4 Great Things for Advocates of Creativity

by Matthew Worwood

As humans we have a habit on focusing on the negatives, which isn’t necessarily a bad thing in my opinion, as I feel (or hope) it’s part of our natural instinct to produce solutions to problems. However, given that it’s Thanks Giving, I thought it would be nice to identify 4 great things for advocates of Creativity.

SEE ALSO: Introducing some of the principals Design Thinking to young children

1. Digital Technology

In some circles within education, digital technology might be perceived as a distraction, or worse, a nuisance to the traditional system of information transfer that is still a significant component of the classroom experience. However Digital Technology, which continues to evolve as a rapid pace, is offering new opportunities for our children to create and make. Many of us see this in our little ones, who having been inspired by their favorite YouTube videos, ask for our devices so that they can produce their own content. With minor adult intervention, these videos can not only be impressive, but also engage a variety of Creative Thinking skills along the way.

SEE ALSO: DadsforCreativity – Moviemaking Tips and Activities

Moviemaking is just one example of how digital technologies have encouraged creating and making, which also encompasses 3D Printing, Digital Game Design, Authoring iBooks, and storytelling through a variety of mobile apps.

Don’t forget to Follow us on Facebook! We want more likes!

2. Maker Spaces

One of the greatest outcomes of our Digital Age, has been the transformation of the everyday user from consumer to producer. As I mentioned above, Digital Technology now offers a variety of opportunities for people to create and make, and this has spawned a new type of D.I.Y movement, which has led to Maker Spaces, popping up all over the place. Libraries, museums, schools, and universities are redesigning rooms so that they can accommodate this exciting venture. While many of the early Maker Spaces usually centered on 3D Printing, they have since evolved to include, not only other forms of Digital Technology, but also traditional arts and crafts as well. More importantly, from a Creativity perspective, the facilitators of these spaces often encourage participants to apply Creative Problem-Solving principals to their process, with one of the preferred favorites being Design Thinking, which I particularly like because it places significant emphasis on the intended user, as well as some type of Iteration process.


One of our first inventions using Little Bits. We took a trip to Michaels to gather the materials needed for our Solar System.

3. New Toys

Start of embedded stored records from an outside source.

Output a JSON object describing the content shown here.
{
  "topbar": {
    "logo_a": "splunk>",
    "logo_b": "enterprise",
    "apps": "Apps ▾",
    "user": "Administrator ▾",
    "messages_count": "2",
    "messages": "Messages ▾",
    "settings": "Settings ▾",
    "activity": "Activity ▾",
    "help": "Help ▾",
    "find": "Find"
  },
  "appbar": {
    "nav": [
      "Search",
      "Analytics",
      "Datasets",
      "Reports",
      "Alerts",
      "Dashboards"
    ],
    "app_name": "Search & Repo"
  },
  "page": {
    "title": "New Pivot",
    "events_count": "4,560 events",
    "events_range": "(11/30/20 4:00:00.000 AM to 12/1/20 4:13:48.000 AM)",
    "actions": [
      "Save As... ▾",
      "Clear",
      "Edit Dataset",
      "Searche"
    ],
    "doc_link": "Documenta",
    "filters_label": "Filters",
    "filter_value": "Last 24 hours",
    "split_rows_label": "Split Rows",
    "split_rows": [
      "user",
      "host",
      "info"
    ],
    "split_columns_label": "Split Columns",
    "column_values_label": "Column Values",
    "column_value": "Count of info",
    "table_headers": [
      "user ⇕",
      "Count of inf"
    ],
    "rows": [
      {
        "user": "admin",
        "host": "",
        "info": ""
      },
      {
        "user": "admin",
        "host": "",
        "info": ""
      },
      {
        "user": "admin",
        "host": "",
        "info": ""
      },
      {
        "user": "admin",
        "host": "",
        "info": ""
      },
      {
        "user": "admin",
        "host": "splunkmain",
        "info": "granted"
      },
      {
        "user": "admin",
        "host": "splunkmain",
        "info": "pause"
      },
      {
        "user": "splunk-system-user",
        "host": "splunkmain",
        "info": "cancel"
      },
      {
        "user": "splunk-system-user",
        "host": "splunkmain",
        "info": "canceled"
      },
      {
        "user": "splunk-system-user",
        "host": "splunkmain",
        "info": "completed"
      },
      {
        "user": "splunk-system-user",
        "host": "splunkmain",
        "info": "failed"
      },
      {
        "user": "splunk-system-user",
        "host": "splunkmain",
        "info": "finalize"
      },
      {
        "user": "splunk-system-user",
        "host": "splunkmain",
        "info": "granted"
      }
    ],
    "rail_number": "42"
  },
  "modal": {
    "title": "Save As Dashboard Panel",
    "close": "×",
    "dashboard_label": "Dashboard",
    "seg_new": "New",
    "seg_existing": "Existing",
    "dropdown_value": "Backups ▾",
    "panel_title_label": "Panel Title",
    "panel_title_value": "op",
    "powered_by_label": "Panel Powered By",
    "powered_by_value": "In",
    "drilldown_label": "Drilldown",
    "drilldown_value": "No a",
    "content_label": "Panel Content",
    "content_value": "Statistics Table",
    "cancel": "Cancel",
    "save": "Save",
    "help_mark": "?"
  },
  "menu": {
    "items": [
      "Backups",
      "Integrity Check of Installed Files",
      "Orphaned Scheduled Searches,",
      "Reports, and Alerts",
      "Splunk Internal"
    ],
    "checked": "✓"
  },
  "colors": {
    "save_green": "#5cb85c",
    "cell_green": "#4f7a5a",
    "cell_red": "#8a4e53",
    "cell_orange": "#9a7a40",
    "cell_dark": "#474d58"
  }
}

The combination of new technology, and the interest in engaging young children in creating and making, has led to some exciting developments within the toy industry. Little Bits, which is an electronic kit, has offered support to the Make Movement, and with a vibrant online community users can be inspired to make absolutely anything. I might add that with the introduction of the Little Bit apps, children can also interact with their creations using their mobile devices, which I feel is taking this toy to another level. The base kit is a great place to start for the little ones, and runs between $80-$100.

Little Bits is not the only cool new toy to embrace the Maker Movement, Makey Makey is another cool example that engages young children in computer engineering and software development, and Legos now offers kits that teach children about robotics and programming.

4. Growing Discussion

With an energized community of parents and educators, who are engaging young children in creating and making activities outside the classroom, the discussions about Creativity in Education is expanding. Once more, as the alternative learning opportunities outside the classroom begin to define themselves further, the school system and the traditional role of the teacher might be challenged for the first time by parents – who are taking an increasing interest in Digital Technology, Creativity, and Project-Based Learning.

As I look at the 4 great things for advocates of Creativity can be grateful for this Thanks Giving, I can’t help but highlight the opportunities that have arisen because of Digital Technology. Yes, it certainly brings about challenges within society, but the innovation that is has spawned has allowed people like me to share my voice, and engage my little boys in Creative activities that wasn’t possible just 10 year ago – for that I’m truly thankful!

CE_FREEMOVIEV3FREE FILM on Creativity in Education

Creativity in Education: Exploring the Imbalance, is a documentary film that explores Creativity in education. The film is available on Amazon or can be access for free by simply commenting below or subscribing here.




7_Ways_to_Cultivate_Creativity_for_ParentsFREE BOOK on Cultivating Creativity

7 Ways to Cultivate Creativity is a FREE eBook for parents who want are looking for ideas on how to cultivate creative thinking skills at home. Subscribe here to download the book.

Matthew Worwood
Matthew Worwood is an educator, Creative Studies scholar-practitioner, and co-host of the Fueling Creativity in Education podcast. He is a professor of Digital Media Design at the University of Connecticut and a husband and proud father to three young boys.

You may also like

Leave a Comment